PROBLEM DETAILS
Set down the data below without change, skipping the pictures it holds.
(Beginning of RECORDS SUPPLIED)
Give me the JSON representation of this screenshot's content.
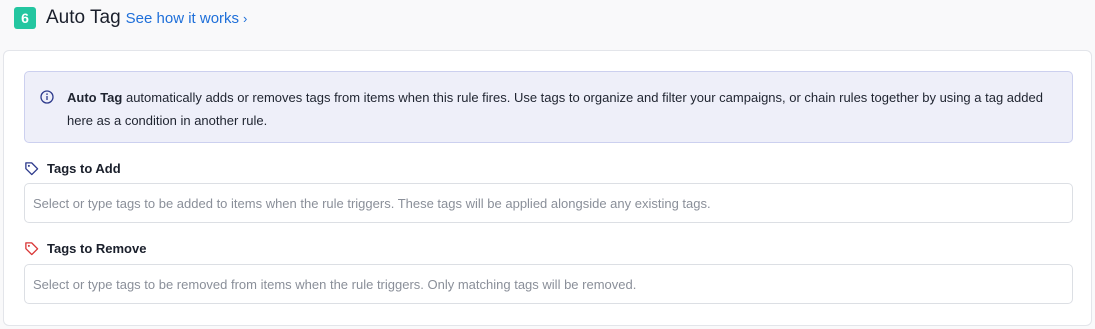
{
  "header": {
    "step_number": "6",
    "title": "Auto Tag",
    "link_label": "See how it works",
    "link_chevron": "›"
  },
  "info_box": {
    "bold_text": "Auto Tag",
    "text": " automatically adds or removes tags from items when this rule fires. Use tags to organize and filter your campaigns, or chain rules together by using a tag added here as a condition in another rule.",
    "icon": "info-circle-icon"
  },
  "tags_to_add": {
    "label": "Tags to Add",
    "icon": "tag-icon",
    "icon_color": "#2d3a8c",
    "value": "",
    "placeholder": "Select or type tags to be added to items when the rule triggers. These tags will be applied alongside any existing tags."
  },
  "tags_to_remove": {
    "label": "Tags to Remove",
    "icon": "tag-remove-icon",
    "icon_color": "#d93636",
    "value": "",
    "placeholder": "Select or type tags to be removed from items when the rule triggers. Only matching tags will be removed."
  },
  "colors": {
    "step_badge": "#24c6a0",
    "link": "#1e6fd9",
    "info_bg": "#eeeff9",
    "info_border": "#ccd0ef"
  }
}
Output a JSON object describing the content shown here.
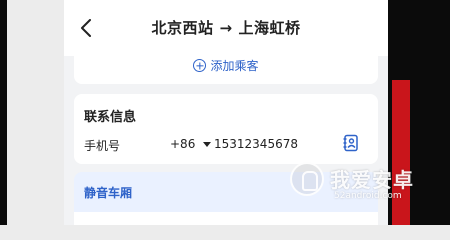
{
  "header": {
    "from_station": "北京西站",
    "arrow": "→",
    "to_station": "上海虹桥"
  },
  "passenger": {
    "add_label": "添加乘客"
  },
  "contact": {
    "section_title": "联系信息",
    "phone_label": "手机号",
    "country_code": "+86",
    "phone_number": "15312345678"
  },
  "seat_preference": {
    "quiet_car_label": "静音车厢"
  },
  "watermark": {
    "brand_text": "我爱安卓",
    "domain": "52android.com"
  },
  "colors": {
    "accent": "#2f63c9",
    "quiet_bg": "#eaf1ff",
    "page_bg": "#f2f3f5",
    "bezel": "#0b0b0b",
    "side_red": "#c9151b"
  },
  "icons": {
    "back": "chevron-left-icon",
    "add": "plus-circle-icon",
    "dropdown": "caret-down-icon",
    "contacts": "contact-book-icon",
    "logo": "android-logo-icon"
  }
}
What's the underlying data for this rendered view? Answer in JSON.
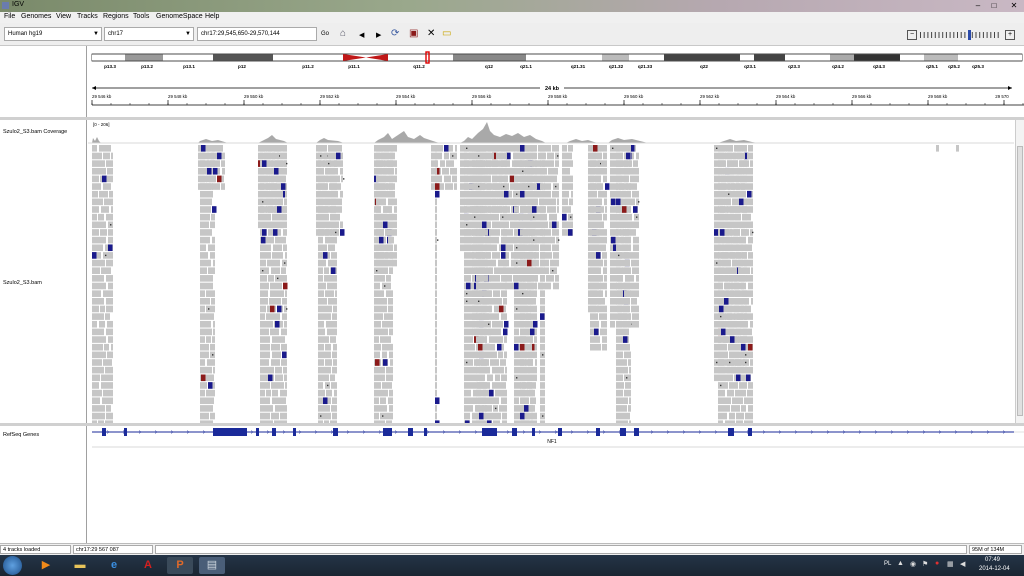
{
  "window": {
    "title": "IGV"
  },
  "menu": [
    "File",
    "Genomes",
    "View",
    "Tracks",
    "Regions",
    "Tools",
    "GenomeSpace",
    "Help"
  ],
  "toolbar": {
    "genome": "Human hg19",
    "chromosome": "chr17",
    "locus": "chr17:29,545,650-29,570,144",
    "go_label": "Go"
  },
  "ideogram": {
    "bands": [
      "p13.3",
      "p13.2",
      "p13.1",
      "p12",
      "p11.2",
      "p11.1",
      "q11.2",
      "q12",
      "q21.1",
      "q21.31",
      "q21.32",
      "q21.33",
      "q22",
      "q23.1",
      "q23.3",
      "q24.2",
      "q24.3",
      "q25.1",
      "q25.2",
      "q25.3"
    ]
  },
  "ruler": {
    "span_label": "24 kb",
    "ticks": [
      "29 546 kb",
      "29 548 kb",
      "29 550 kb",
      "29 552 kb",
      "29 554 kb",
      "29 556 kb",
      "29 558 kb",
      "29 560 kb",
      "29 562 kb",
      "29 564 kb",
      "29 566 kb",
      "29 568 kb",
      "29 570"
    ]
  },
  "tracks": {
    "coverage_name": "Szulo2_S3.bam Coverage",
    "coverage_range": "[0 - 206]",
    "alignment_name": "Szulo2_S3.bam",
    "genes_name": "RefSeq Genes",
    "gene_label": "NF1"
  },
  "colors": {
    "read": "#c6c6c6",
    "mismatch_blue": "#1a1a8c",
    "mismatch_red": "#8b1a1a",
    "gene": "#1a2a9a"
  },
  "status": {
    "tracks_loaded": "4 tracks loaded",
    "position": "chr17:29 567 087",
    "memory": "95M of 134M"
  },
  "taskbar": {
    "lang": "PL",
    "time": "07:49",
    "date": "2014-12-04"
  }
}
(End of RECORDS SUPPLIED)
RESPONSE AREA
Give me the JSON representation of this screenshot's content.
{
  "header": {
    "step_number": "6",
    "title": "Auto Tag",
    "link_label": "See how it works",
    "link_chevron": "›"
  },
  "info_box": {
    "bold_text": "Auto Tag",
    "text": " automatically adds or removes tags from items when this rule fires. Use tags to organize and filter your campaigns, or chain rules together by using a tag added here as a condition in another rule.",
    "icon": "info-circle-icon"
  },
  "tags_to_add": {
    "label": "Tags to Add",
    "icon": "tag-icon",
    "icon_color": "#2d3a8c",
    "value": "",
    "placeholder": "Select or type tags to be added to items when the rule triggers. These tags will be applied alongside any existing tags."
  },
  "tags_to_remove": {
    "label": "Tags to Remove",
    "icon": "tag-remove-icon",
    "icon_color": "#d93636",
    "value": "",
    "placeholder": "Select or type tags to be removed from items when the rule triggers. Only matching tags will be removed."
  },
  "colors": {
    "step_badge": "#24c6a0",
    "link": "#1e6fd9",
    "info_bg": "#eeeff9",
    "info_border": "#ccd0ef"
  }
}
Output a JSON object describing the content shown here.
{
  "header": {
    "from_station": "北京西站",
    "arrow": "→",
    "to_station": "上海虹桥"
  },
  "passenger": {
    "add_label": "添加乘客"
  },
  "contact": {
    "section_title": "联系信息",
    "phone_label": "手机号",
    "country_code": "+86",
    "phone_number": "15312345678"
  },
  "seat_preference": {
    "quiet_car_label": "静音车厢"
  },
  "watermark": {
    "brand_text": "我爱安卓",
    "domain": "52android.com"
  },
  "colors": {
    "accent": "#2f63c9",
    "quiet_bg": "#eaf1ff",
    "page_bg": "#f2f3f5",
    "bezel": "#0b0b0b",
    "side_red": "#c9151b"
  },
  "icons": {
    "back": "chevron-left-icon",
    "add": "plus-circle-icon",
    "dropdown": "caret-down-icon",
    "contacts": "contact-book-icon",
    "logo": "android-logo-icon"
  }
}
What's the underlying data for this rendered view? Answer in JSON.
{
  "window": {
    "title": "IGV"
  },
  "menu": [
    "File",
    "Genomes",
    "View",
    "Tracks",
    "Regions",
    "Tools",
    "GenomeSpace",
    "Help"
  ],
  "toolbar": {
    "genome": "Human hg19",
    "chromosome": "chr17",
    "locus": "chr17:29,545,650-29,570,144",
    "go_label": "Go"
  },
  "ideogram": {
    "bands": [
      "p13.3",
      "p13.2",
      "p13.1",
      "p12",
      "p11.2",
      "p11.1",
      "q11.2",
      "q12",
      "q21.1",
      "q21.31",
      "q21.32",
      "q21.33",
      "q22",
      "q23.1",
      "q23.3",
      "q24.2",
      "q24.3",
      "q25.1",
      "q25.2",
      "q25.3"
    ]
  },
  "ruler": {
    "span_label": "24 kb",
    "ticks": [
      "29 546 kb",
      "29 548 kb",
      "29 550 kb",
      "29 552 kb",
      "29 554 kb",
      "29 556 kb",
      "29 558 kb",
      "29 560 kb",
      "29 562 kb",
      "29 564 kb",
      "29 566 kb",
      "29 568 kb",
      "29 570"
    ]
  },
  "tracks": {
    "coverage_name": "Szulo2_S3.bam Coverage",
    "coverage_range": "[0 - 206]",
    "alignment_name": "Szulo2_S3.bam",
    "genes_name": "RefSeq Genes",
    "gene_label": "NF1"
  },
  "colors": {
    "read": "#c6c6c6",
    "mismatch_blue": "#1a1a8c",
    "mismatch_red": "#8b1a1a",
    "gene": "#1a2a9a"
  },
  "status": {
    "tracks_loaded": "4 tracks loaded",
    "position": "chr17:29 567 087",
    "memory": "95M of 134M"
  },
  "taskbar": {
    "lang": "PL",
    "time": "07:49",
    "date": "2014-12-04"
  }
}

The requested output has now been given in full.